As Olivia falls from grace amongst ‘her’ people, so her stock also falls with The Begum and others. Not exclusively over what occurs, but for the chaotic potential and unwelcome interference from a distant London, already sensing trouble from their vassal state. Olivia then, is an ‘agent of chaos’ in the stuffy lives intersected by her own trajectory. One might view her as a character ‘out of her time’, which is why there’s a poetic justice to the arc pursued by Anne in the Present.
Anne has to weigh the vacuous, tortured ramblings of backpacker-gone-native Chid (Charles McCaughan) against her landlord Zakir (given gentle, warm life by famed percussionist Inder Lal). As Anne’s outlook expands, her emotions undergo a similar awakening to Olivia’s. The wheel turns full-circle at the end, with another last-minute shot that’s eerily poetic and affecting. All that has been, has been remade anew.
It’s a beautiful film, at times; designer Wilfred Shingleton works miracles at dressing sets split between two time-schemes. His achievements on a meagre budget just reek of class. A word also, on the work of costumier Barbara Lane, who deploys evident relish with the rich Indian textiles at her disposal. The film was photographed by Walter Lassally, who seems to be using different filters for each time period; the Present Day looks brighter, somehow. Harsher, as if to romanticise the Past. It’s an effective look.

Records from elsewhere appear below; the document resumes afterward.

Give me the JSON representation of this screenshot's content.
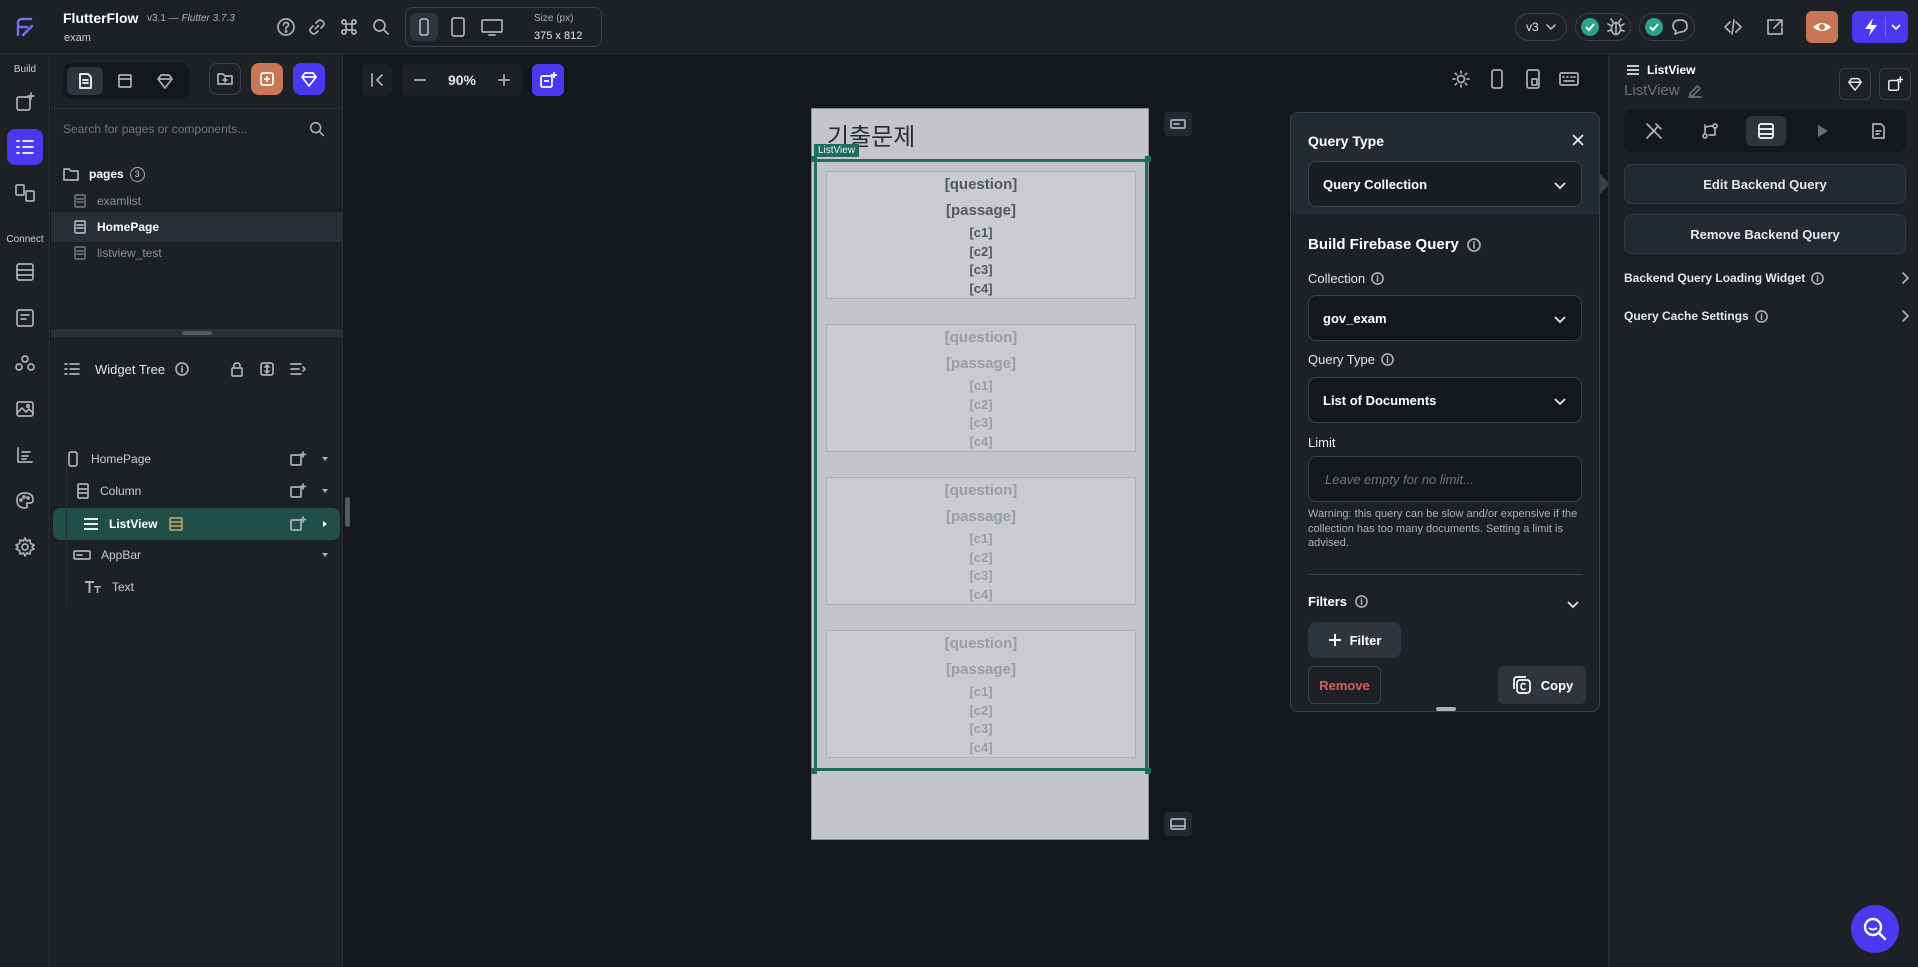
{
  "topbar": {
    "app_name": "FlutterFlow",
    "version": "v3.1 —",
    "flutter_version": "Flutter 3.7.3",
    "project": "exam",
    "size_label": "Size (px)",
    "size_value": "375 x 812",
    "branch": "v3"
  },
  "rail": {
    "build_label": "Build",
    "connect_label": "Connect"
  },
  "left_panel": {
    "search_placeholder": "Search for pages or components...",
    "pages_label": "pages",
    "pages_count": "3",
    "pages": [
      {
        "name": "examlist"
      },
      {
        "name": "HomePage"
      },
      {
        "name": "listview_test"
      }
    ],
    "widget_tree_title": "Widget Tree",
    "tree": [
      {
        "name": "HomePage"
      },
      {
        "name": "Column"
      },
      {
        "name": "ListView"
      },
      {
        "name": "AppBar"
      },
      {
        "name": "Text"
      }
    ]
  },
  "canvas": {
    "zoom": "90%",
    "phone_title": "기출문제",
    "listview_tag": "ListView",
    "card_lines": [
      "[question]",
      "[passage]",
      "[c1]",
      "[c2]",
      "[c3]",
      "[c4]"
    ]
  },
  "popup": {
    "title": "Query Type",
    "query_type_value": "Query Collection",
    "section_title": "Build Firebase Query",
    "collection_label": "Collection",
    "collection_value": "gov_exam",
    "query_type_label": "Query Type",
    "query_type_select": "List of Documents",
    "limit_label": "Limit",
    "limit_placeholder": "Leave empty for no limit...",
    "warning": "Warning: this query can be slow and/or expensive if the collection has too many documents. Setting a limit is advised.",
    "filters_label": "Filters",
    "filter_button": "Filter",
    "remove_button": "Remove",
    "copy_button": "Copy"
  },
  "right_panel": {
    "widget_type": "ListView",
    "widget_name": "ListView",
    "edit_backend": "Edit Backend Query",
    "remove_backend": "Remove Backend Query",
    "loading_widget": "Backend Query Loading Widget",
    "cache_settings": "Query Cache Settings"
  },
  "colors": {
    "accent": "#4b39ef",
    "selection": "#1f6b5c",
    "orange": "#c87656",
    "green": "#2ba08a",
    "danger": "#e05a5a"
  }
}
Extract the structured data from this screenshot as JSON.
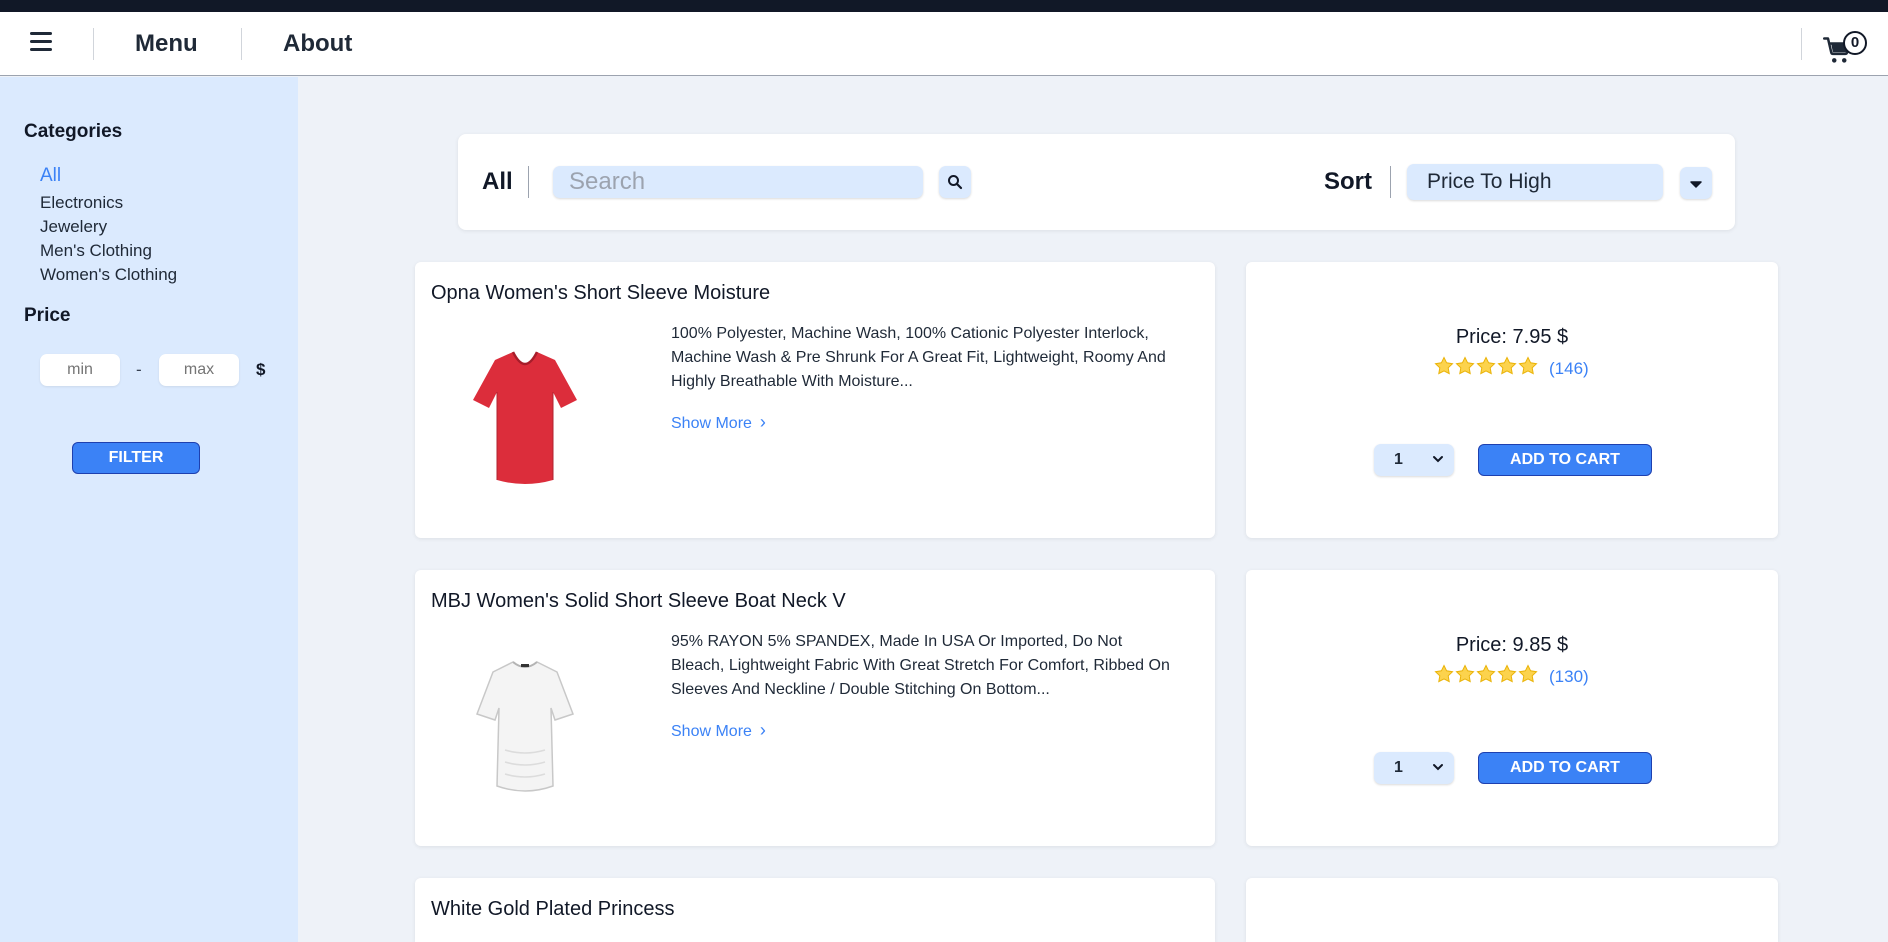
{
  "nav": {
    "menu_label": "Menu",
    "about_label": "About",
    "cart_count": "0"
  },
  "sidebar": {
    "categories_heading": "Categories",
    "categories": [
      "All",
      "Electronics",
      "Jewelery",
      "Men's Clothing",
      "Women's Clothing"
    ],
    "active_category": "All",
    "price_heading": "Price",
    "min_placeholder": "min",
    "max_placeholder": "max",
    "dash": "-",
    "currency": "$",
    "filter_label": "FILTER"
  },
  "toolbar": {
    "category_label": "All",
    "search_placeholder": "Search",
    "sort_label": "Sort",
    "sort_value": "Price To High"
  },
  "products": [
    {
      "title": "Opna Women's Short Sleeve Moisture",
      "description": "100% Polyester, Machine Wash, 100% Cationic Polyester Interlock, Machine Wash & Pre Shrunk For A Great Fit, Lightweight, Roomy And Highly Breathable With Moisture...",
      "show_more": "Show More",
      "price": "Price: 7.95 $",
      "rating_stars": 5,
      "rating_count": "(146)",
      "quantity": "1",
      "add_label": "ADD TO CART",
      "image_color": "#dc2d3b"
    },
    {
      "title": "MBJ Women's Solid Short Sleeve Boat Neck V",
      "description": "95% RAYON 5% SPANDEX, Made In USA Or Imported, Do Not Bleach, Lightweight Fabric With Great Stretch For Comfort, Ribbed On Sleeves And Neckline / Double Stitching On Bottom...",
      "show_more": "Show More",
      "price": "Price: 9.85 $",
      "rating_stars": 5,
      "rating_count": "(130)",
      "quantity": "1",
      "add_label": "ADD TO CART",
      "image_color": "#f5f5f5"
    },
    {
      "title": "White Gold Plated Princess"
    }
  ],
  "colors": {
    "accent": "#3b82f6",
    "sidebar_bg": "#dbeafe",
    "page_bg": "#eef2f8",
    "star": "#fcd34d"
  }
}
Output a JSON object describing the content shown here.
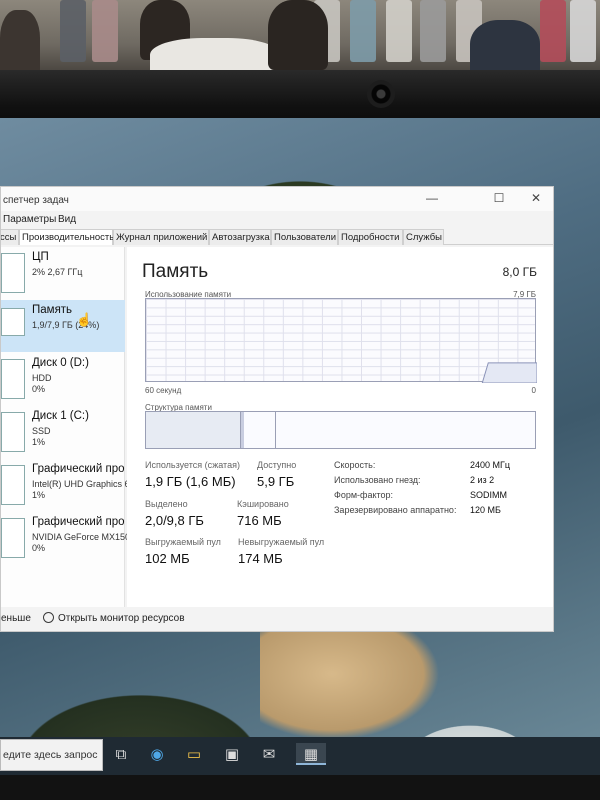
{
  "window": {
    "title": "спетчер задач",
    "controls": {
      "minimize": "—",
      "maximize": "☐",
      "close": "✕"
    }
  },
  "menu": [
    "Параметры",
    "Вид"
  ],
  "tabs": [
    {
      "label": "ссы",
      "active": false
    },
    {
      "label": "Производительность",
      "active": true
    },
    {
      "label": "Журнал приложений",
      "active": false
    },
    {
      "label": "Автозагрузка",
      "active": false
    },
    {
      "label": "Пользователи",
      "active": false
    },
    {
      "label": "Подробности",
      "active": false
    },
    {
      "label": "Службы",
      "active": false
    }
  ],
  "sidebar": {
    "items": [
      {
        "name": "ЦП",
        "line1": "2% 2,67 ГГц",
        "line2": "",
        "selected": false
      },
      {
        "name": "Память",
        "line1": "1,9/7,9 ГБ (24%)",
        "line2": "",
        "selected": true
      },
      {
        "name": "Диск 0 (D:)",
        "line1": "HDD",
        "line2": "0%",
        "selected": false
      },
      {
        "name": "Диск 1 (C:)",
        "line1": "SSD",
        "line2": "1%",
        "selected": false
      },
      {
        "name": "Графический про",
        "line1": "Intel(R) UHD Graphics 6",
        "line2": "1%",
        "selected": false
      },
      {
        "name": "Графический про",
        "line1": "NVIDIA GeForce MX150",
        "line2": "0%",
        "selected": false
      }
    ]
  },
  "memory": {
    "title": "Память",
    "total": "8,0 ГБ",
    "usage_label": "Использование памяти",
    "usage_max": "7,9 ГБ",
    "time_left": "60 секунд",
    "time_right": "0",
    "composition_label": "Структура памяти",
    "stats": {
      "in_use_label": "Используется (сжатая)",
      "in_use_value": "1,9 ГБ (1,6 МБ)",
      "available_label": "Доступно",
      "available_value": "5,9 ГБ",
      "committed_label": "Выделено",
      "committed_value": "2,0/9,8 ГБ",
      "cached_label": "Кэшировано",
      "cached_value": "716 МБ",
      "paged_label": "Выгружаемый пул",
      "paged_value": "102 МБ",
      "nonpaged_label": "Невыгружаемый пул",
      "nonpaged_value": "174 МБ"
    },
    "details": [
      {
        "label": "Скорость:",
        "value": "2400 МГц"
      },
      {
        "label": "Использовано гнезд:",
        "value": "2 из 2"
      },
      {
        "label": "Форм-фактор:",
        "value": "SODIMM"
      },
      {
        "label": "Зарезервировано аппаратно:",
        "value": "120 МБ"
      }
    ],
    "usage_fraction": 0.24
  },
  "footer": {
    "less": "еньше",
    "monitor": "Открыть монитор ресурсов"
  },
  "taskbar": {
    "search_placeholder": "едите здесь запрос",
    "icons": [
      "task-view-icon",
      "edge-icon",
      "file-explorer-icon",
      "store-icon",
      "mail-icon",
      "task-manager-icon"
    ]
  }
}
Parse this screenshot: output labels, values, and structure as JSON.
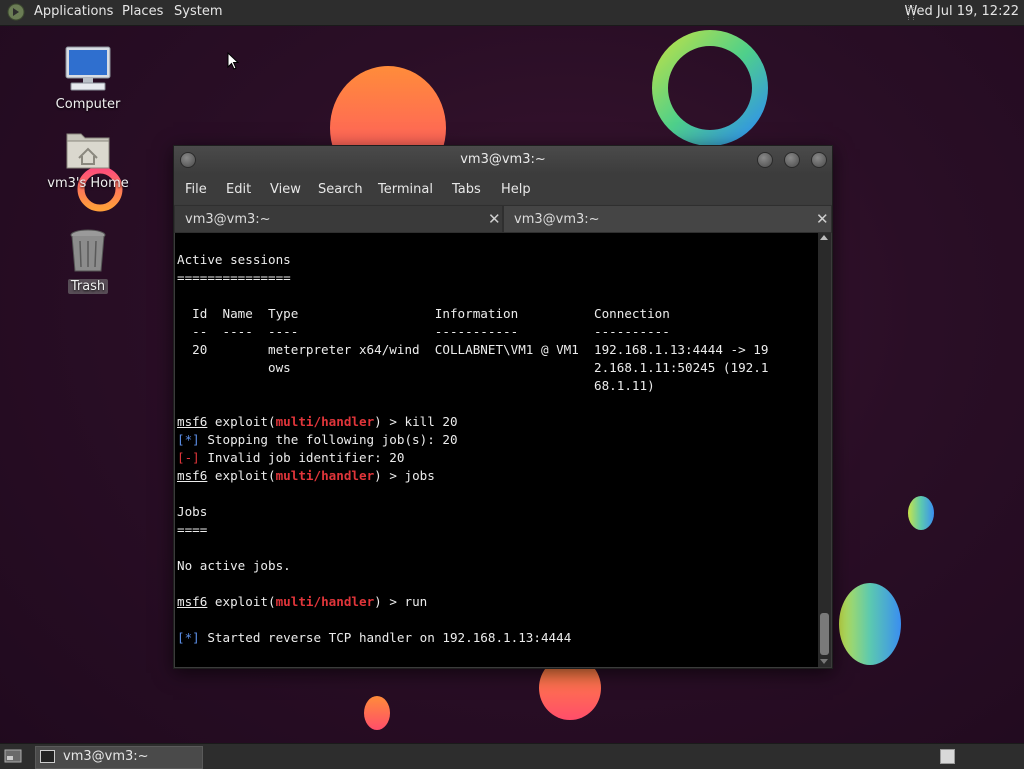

‘Dust then, is a beautifully presented salad of ingredients. It might not be the heartiest meal you’ll ever have, but its goodness is there for all to savour, awaiting contemplative reflection. Little wonder, that it was to forge such a crowd-pleasing recipe for Merchant-Ivory. If ‘Dust is the entrée to the most successful phase of their output, pictures such as Howards End (1992) and Remains of the Day (1993) form a cineast’s banquet if you’ve the time.
My dear young man. Your body is not made to live the life of a Holy Man.